▸ **Work instructions**: List all the lines in these records that hold "Anywhere".

━━━━

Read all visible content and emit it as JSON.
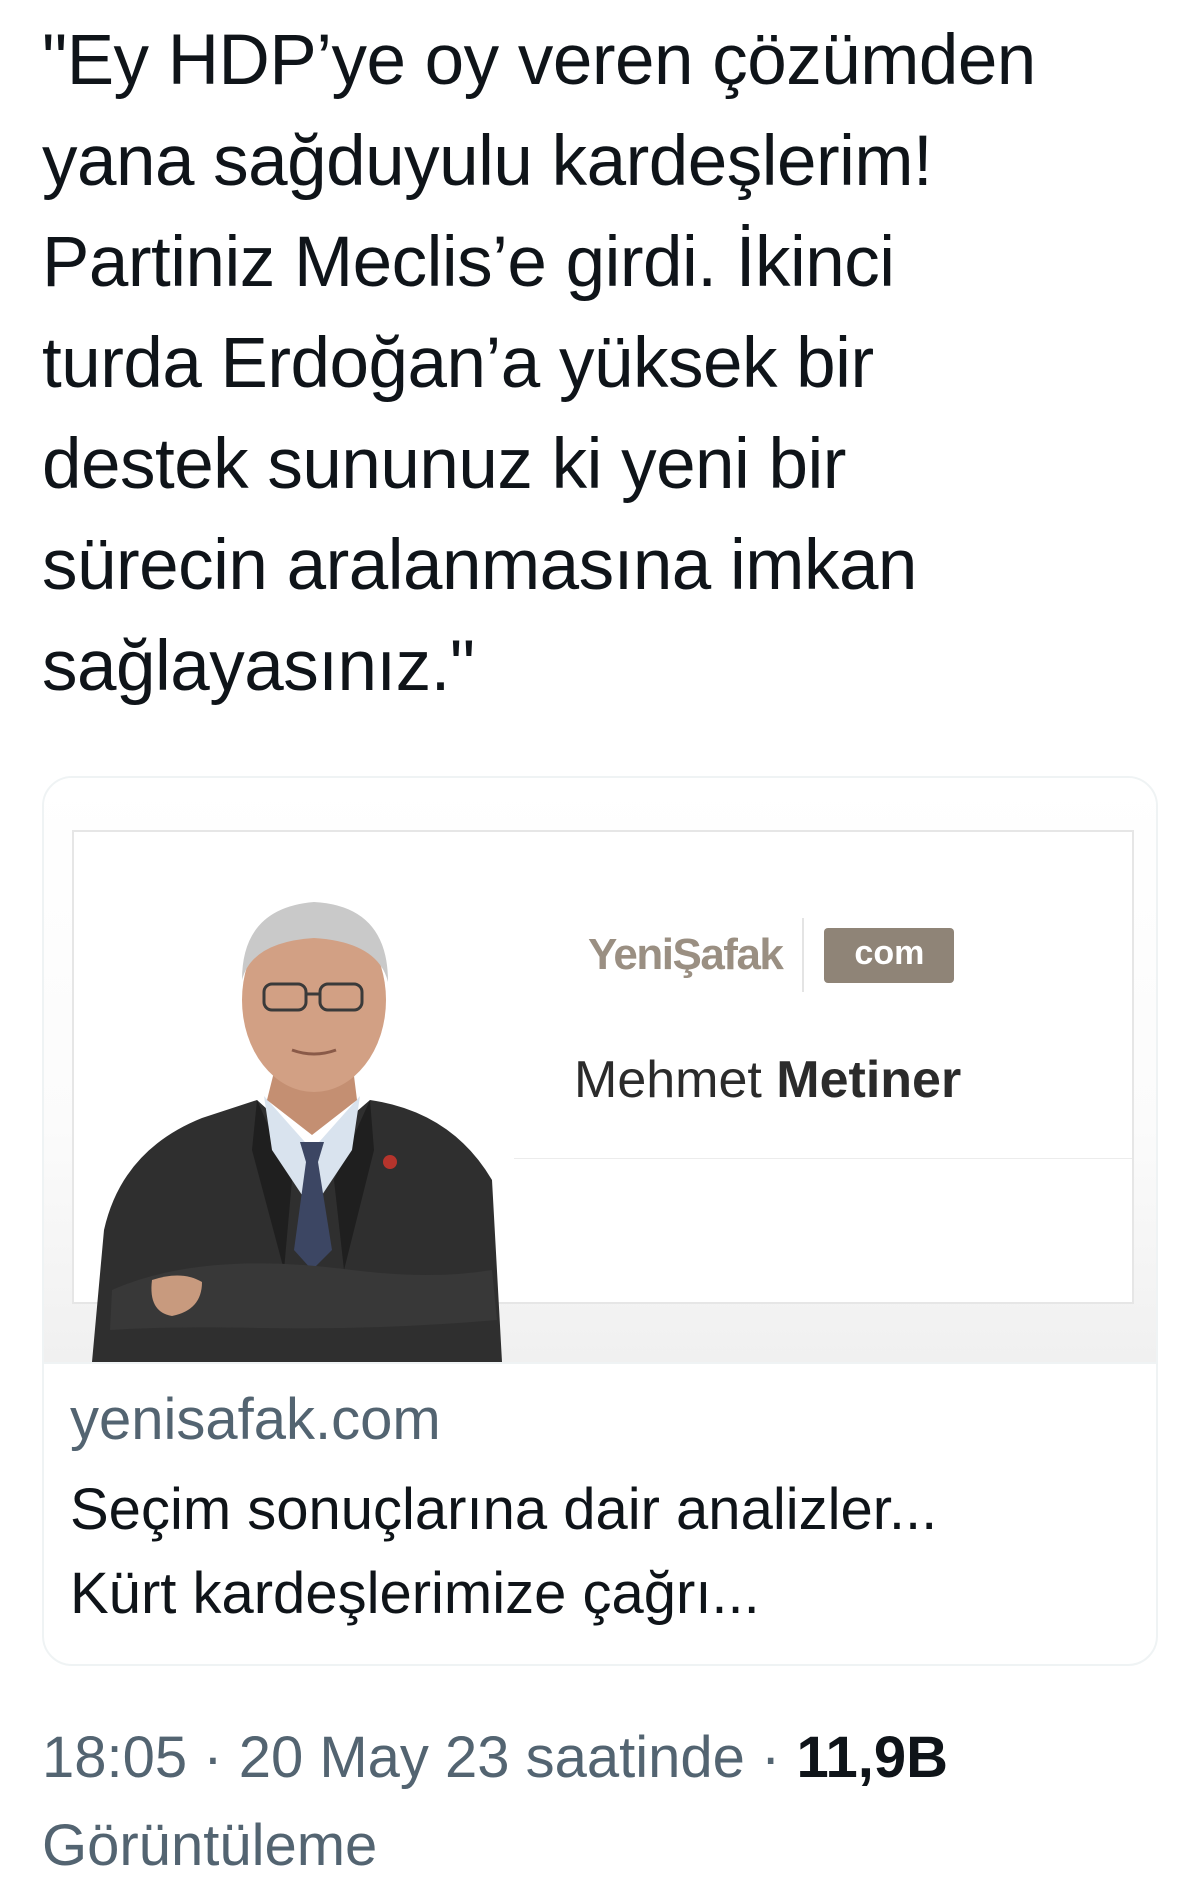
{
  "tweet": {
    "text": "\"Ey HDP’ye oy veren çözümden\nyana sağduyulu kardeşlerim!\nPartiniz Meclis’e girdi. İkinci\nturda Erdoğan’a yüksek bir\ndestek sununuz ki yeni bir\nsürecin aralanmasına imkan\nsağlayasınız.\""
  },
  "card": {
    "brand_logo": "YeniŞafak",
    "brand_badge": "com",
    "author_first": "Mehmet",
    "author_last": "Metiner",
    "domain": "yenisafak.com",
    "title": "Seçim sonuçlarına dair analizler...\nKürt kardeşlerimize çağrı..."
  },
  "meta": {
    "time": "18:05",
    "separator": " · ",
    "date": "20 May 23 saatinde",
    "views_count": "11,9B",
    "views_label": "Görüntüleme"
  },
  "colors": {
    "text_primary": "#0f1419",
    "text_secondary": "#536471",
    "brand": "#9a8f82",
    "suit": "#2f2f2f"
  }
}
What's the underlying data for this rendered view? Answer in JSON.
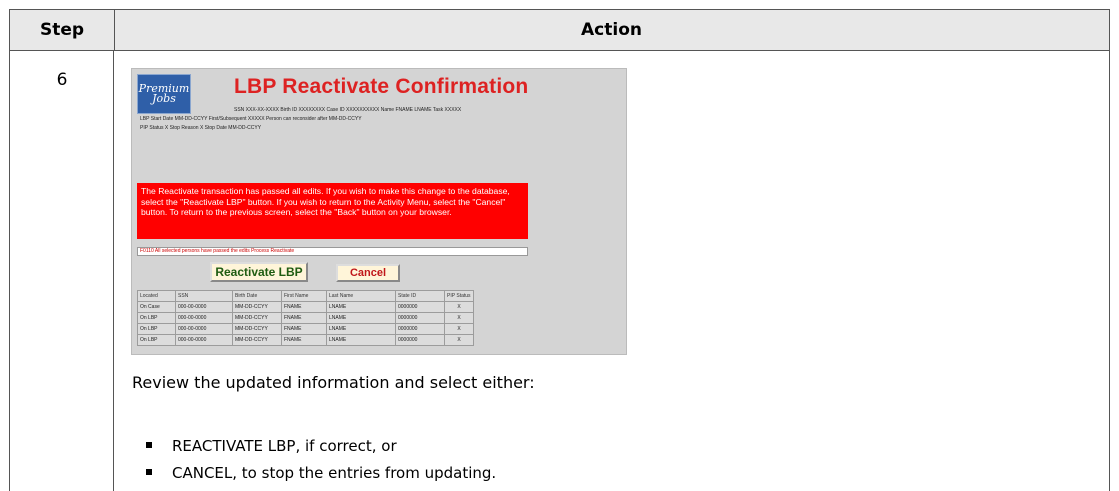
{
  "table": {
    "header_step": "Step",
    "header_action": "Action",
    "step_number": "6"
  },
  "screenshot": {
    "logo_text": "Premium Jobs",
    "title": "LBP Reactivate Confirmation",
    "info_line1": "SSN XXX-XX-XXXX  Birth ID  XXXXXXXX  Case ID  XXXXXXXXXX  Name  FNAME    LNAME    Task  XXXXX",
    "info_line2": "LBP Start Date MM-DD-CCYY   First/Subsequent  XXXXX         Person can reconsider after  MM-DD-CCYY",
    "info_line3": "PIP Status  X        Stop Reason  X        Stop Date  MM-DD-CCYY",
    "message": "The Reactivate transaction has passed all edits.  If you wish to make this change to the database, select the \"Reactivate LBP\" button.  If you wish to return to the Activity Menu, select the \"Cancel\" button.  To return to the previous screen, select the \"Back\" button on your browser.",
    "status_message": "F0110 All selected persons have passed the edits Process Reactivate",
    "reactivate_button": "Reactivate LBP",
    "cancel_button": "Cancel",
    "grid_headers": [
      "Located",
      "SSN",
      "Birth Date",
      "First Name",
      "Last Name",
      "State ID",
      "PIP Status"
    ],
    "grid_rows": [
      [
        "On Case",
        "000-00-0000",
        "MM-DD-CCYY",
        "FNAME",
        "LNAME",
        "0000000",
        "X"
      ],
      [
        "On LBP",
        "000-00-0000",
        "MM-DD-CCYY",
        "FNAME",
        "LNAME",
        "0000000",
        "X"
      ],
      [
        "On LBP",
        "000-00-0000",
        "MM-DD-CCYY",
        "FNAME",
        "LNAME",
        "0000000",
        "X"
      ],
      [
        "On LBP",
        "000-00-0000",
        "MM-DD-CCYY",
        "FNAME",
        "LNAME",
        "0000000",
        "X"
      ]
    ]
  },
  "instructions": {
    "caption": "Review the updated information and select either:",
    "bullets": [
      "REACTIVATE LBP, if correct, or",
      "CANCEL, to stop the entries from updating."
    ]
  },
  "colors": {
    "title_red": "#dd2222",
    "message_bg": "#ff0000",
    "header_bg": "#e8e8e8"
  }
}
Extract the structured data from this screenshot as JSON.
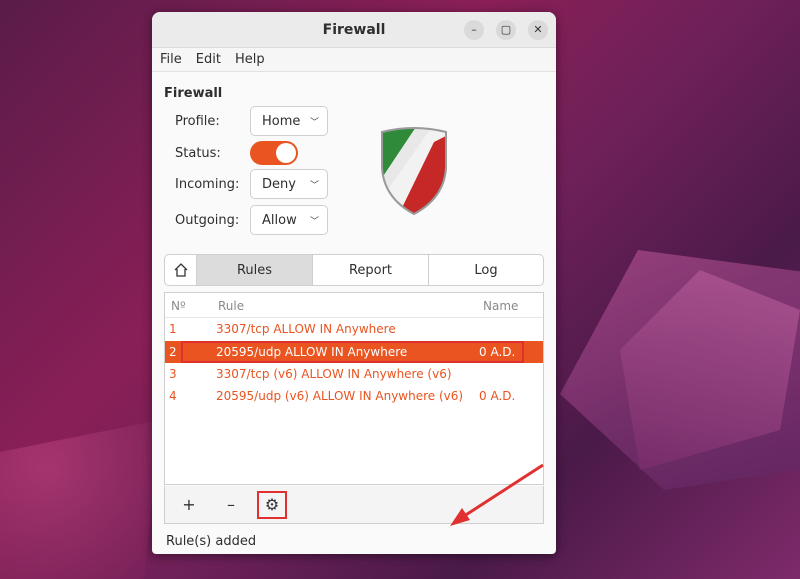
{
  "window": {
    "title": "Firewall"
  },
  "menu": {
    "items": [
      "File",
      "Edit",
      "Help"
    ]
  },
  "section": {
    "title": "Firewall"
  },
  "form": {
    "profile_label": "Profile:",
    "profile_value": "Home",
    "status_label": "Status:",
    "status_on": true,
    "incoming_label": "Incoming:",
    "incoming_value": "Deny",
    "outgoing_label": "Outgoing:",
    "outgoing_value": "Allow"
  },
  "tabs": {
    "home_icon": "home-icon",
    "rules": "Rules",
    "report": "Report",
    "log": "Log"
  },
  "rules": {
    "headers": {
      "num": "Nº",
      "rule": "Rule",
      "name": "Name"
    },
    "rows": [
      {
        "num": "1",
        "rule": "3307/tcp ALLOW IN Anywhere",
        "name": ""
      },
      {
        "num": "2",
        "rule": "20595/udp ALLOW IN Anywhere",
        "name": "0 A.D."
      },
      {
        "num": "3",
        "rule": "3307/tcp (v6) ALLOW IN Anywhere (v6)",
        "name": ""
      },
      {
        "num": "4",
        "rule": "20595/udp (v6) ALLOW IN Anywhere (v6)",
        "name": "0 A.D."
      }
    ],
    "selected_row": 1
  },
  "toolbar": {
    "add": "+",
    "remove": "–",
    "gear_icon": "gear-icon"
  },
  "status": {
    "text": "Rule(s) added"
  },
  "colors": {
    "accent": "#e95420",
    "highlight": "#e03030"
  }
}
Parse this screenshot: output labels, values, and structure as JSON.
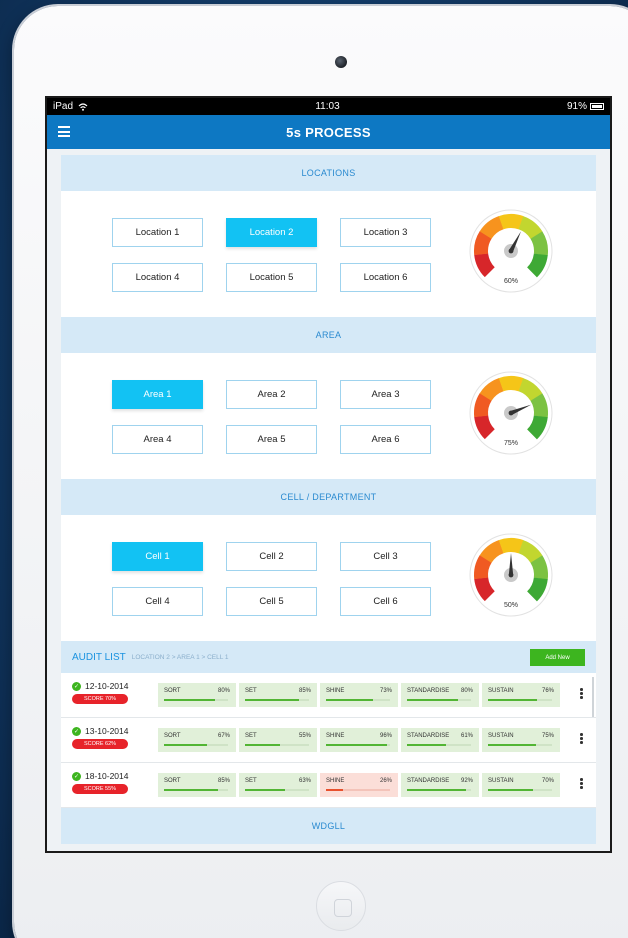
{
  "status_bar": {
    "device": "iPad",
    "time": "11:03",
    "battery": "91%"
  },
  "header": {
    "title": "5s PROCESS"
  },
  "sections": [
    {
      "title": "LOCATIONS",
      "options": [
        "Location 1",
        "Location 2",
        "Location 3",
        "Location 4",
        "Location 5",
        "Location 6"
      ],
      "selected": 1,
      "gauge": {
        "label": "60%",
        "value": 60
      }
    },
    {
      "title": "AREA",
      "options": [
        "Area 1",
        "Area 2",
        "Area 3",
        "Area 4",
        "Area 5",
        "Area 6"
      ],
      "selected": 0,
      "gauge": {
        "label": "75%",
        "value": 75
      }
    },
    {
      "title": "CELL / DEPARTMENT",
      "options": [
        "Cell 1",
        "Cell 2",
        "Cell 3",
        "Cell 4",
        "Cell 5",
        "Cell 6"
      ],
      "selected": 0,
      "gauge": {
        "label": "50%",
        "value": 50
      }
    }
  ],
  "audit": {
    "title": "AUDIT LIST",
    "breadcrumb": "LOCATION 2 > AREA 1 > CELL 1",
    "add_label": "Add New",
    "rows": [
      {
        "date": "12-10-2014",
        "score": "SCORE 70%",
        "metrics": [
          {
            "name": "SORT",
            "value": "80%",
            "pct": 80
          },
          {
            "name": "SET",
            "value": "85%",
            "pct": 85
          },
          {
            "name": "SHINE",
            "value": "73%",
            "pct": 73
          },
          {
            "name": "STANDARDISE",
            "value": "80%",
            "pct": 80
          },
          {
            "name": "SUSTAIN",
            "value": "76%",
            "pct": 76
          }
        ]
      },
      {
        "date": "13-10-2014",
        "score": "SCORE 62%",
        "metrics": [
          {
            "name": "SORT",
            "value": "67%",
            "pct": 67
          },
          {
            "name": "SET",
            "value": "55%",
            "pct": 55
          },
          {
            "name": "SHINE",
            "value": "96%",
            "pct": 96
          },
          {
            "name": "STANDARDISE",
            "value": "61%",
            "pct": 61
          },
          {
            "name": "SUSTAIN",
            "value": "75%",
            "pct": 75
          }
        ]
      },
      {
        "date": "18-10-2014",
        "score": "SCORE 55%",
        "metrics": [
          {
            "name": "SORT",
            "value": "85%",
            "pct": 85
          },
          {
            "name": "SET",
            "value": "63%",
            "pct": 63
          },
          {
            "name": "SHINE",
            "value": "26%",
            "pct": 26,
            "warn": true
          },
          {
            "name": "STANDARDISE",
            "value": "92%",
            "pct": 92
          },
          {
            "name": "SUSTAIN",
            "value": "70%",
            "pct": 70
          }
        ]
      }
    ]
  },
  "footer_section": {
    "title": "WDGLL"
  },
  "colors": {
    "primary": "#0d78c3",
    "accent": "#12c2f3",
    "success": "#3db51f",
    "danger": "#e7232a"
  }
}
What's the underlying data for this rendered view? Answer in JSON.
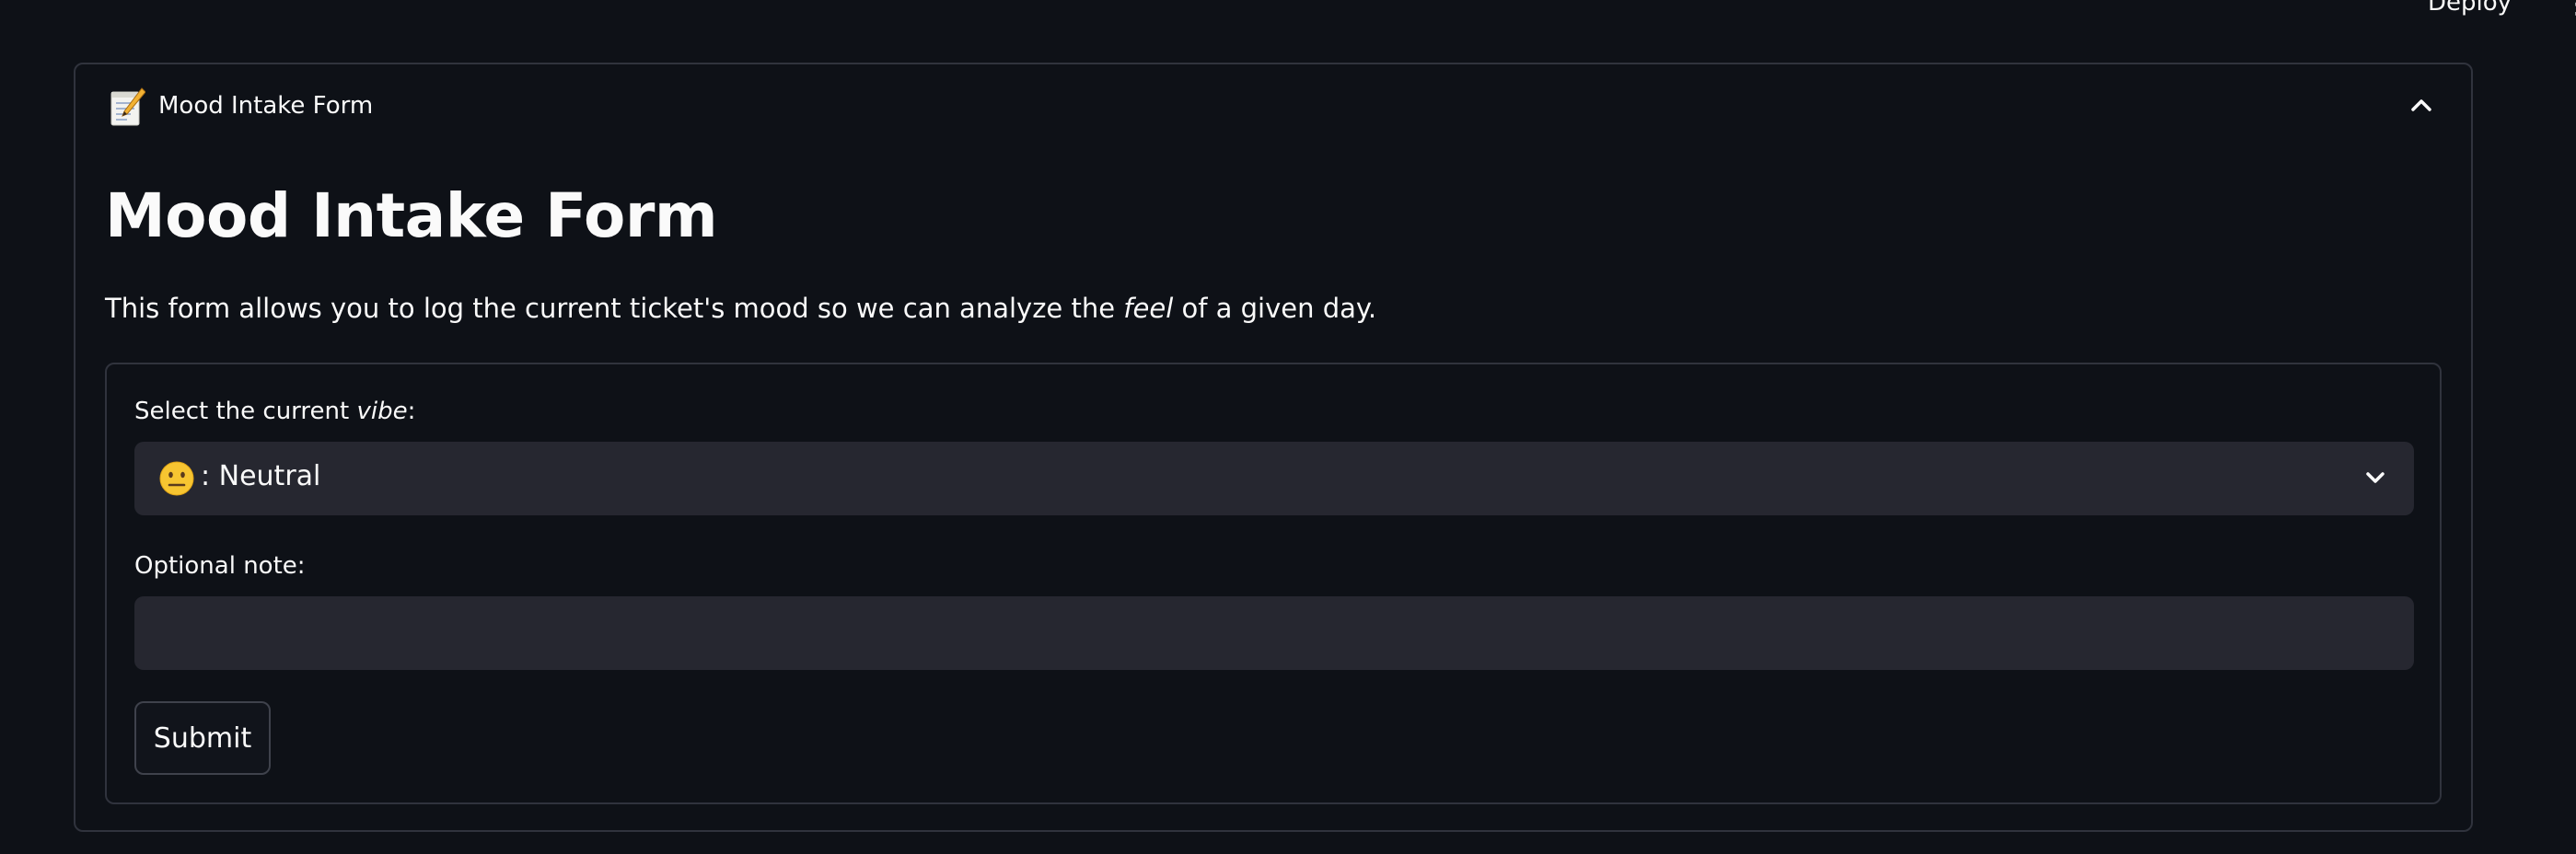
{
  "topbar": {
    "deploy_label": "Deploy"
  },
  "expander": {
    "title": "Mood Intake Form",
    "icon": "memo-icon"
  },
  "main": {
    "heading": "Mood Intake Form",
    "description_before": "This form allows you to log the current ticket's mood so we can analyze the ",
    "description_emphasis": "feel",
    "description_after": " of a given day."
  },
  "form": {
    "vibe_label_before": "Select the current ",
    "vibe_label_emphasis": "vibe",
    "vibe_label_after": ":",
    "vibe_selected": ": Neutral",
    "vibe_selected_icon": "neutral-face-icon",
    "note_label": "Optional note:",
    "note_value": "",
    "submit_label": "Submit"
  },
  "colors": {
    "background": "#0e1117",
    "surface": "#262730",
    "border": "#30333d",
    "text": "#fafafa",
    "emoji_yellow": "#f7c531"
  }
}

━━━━

▸ **Answer area**:
        "rule": "3307/tcp ALLOW IN Anywhere",
        "rule": "20595/udp ALLOW IN Anywhere",
        "rule": "3307/tcp (v6) ALLOW IN Anywhere (v6)",
        "rule": "20595/udp (v6) ALLOW IN Anywhere (v6)",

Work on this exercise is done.